However, in keeping with the trajectory of this year, my new freelance project came to an abrupt and ugly end just a few weeks after my dad’s death and succeeded in ripping away the last of my emotional defences. For the first time since I’d become a mother I abandoned my post, took to my bed and left my nephew (also my au pair) to deal with my daughter.
Lily at her leaving party with her friend Astou
Not only did I feel body-slammed on a personal level by all that life was throwing at me, but around me the wider world also seemed to be going very badly wrong. At the Ariane Grande concert in Manchester beautiful young girls, the same age as Lily, were targeted by a nail bomber. Shortly afterwards came the Borough Market attack just a mile from my home and there was hardly time to draw breath after these atrocities before fire engulfed the Grenfell Tower.
Along with the rest of the nation, I felt shaken to the core by these events and a deep sadness for the people caught up in them. There was no comfort on offer from our political leader and seemingly no solution to the terror attacks. Contrary to the popular message of ‘keep calm and carry on’ I simply felt defeated.

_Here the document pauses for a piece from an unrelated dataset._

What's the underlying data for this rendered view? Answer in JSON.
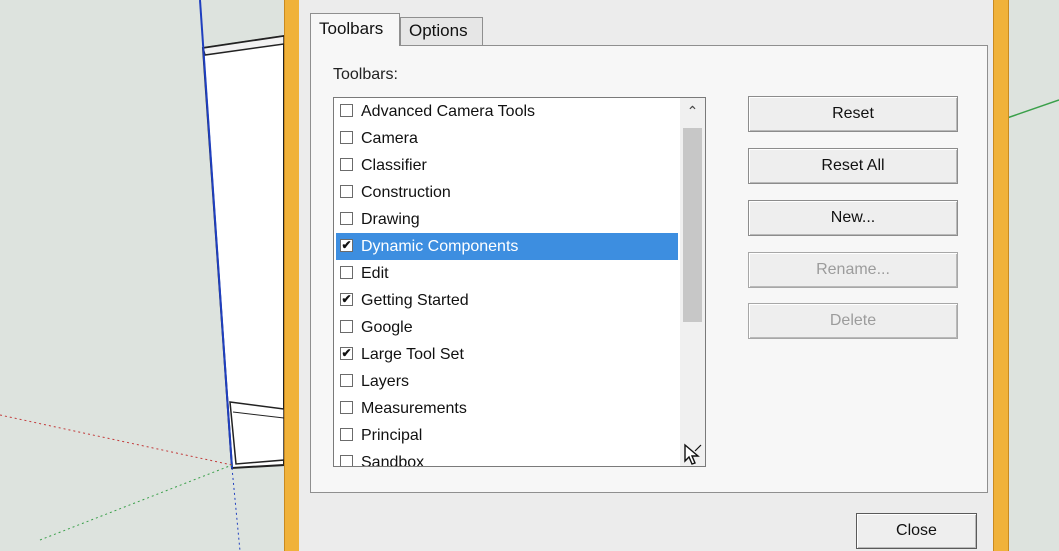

The Grenfell fire felt like the inevitable consequence of a society that places profit over people – a flaming beacon of injustice illuminating everything that is wrong with London right now and it is not an exaggeration to say that it made me feel repelled by my own country. My thoughts turned to making my own personal Brexit and it wasn’t long before leaving the country seemed like the only solution to what I was feeling.
A rainbow at the airport as we head off on our adventure
In search of sunshine
And so, I am going – I have sold my car and my furniture, rented out my flat and I am going travelling with my girl. As far as I am concerned it is a sane reaction to an insane world but I am not going to lie, making it happen has been a monumental task and now, with just a few days to go before I board a plane, I feel weird, wired and exhausted from the effort. In recent weeks, there has been an outpouring of comradery from the women in my neighbourhood.
Friends, neighbours and mothers who have heard of my plans are stopping me in the street and in the playground and hugging me. They are congratulating me on the adventure ahead are giving me the strength to carry out my plan. With every embrace, I feel more tearful and remember what I love so much about my corner of south London and the extraordinary community around me. At a leaving party for Lily, I look at all of her incredible, spirited friends and feel revived by their youthful energy.
They are sad to see her go and I wonder again if I am a terrible mother – if it is a good idea to take her away from the girls that are so important to her. I don’t think these doubts and churning feelings are going to go away until I get on a plane but know that, for my own sanity, I must do just that.
Next stop Buenos Aires.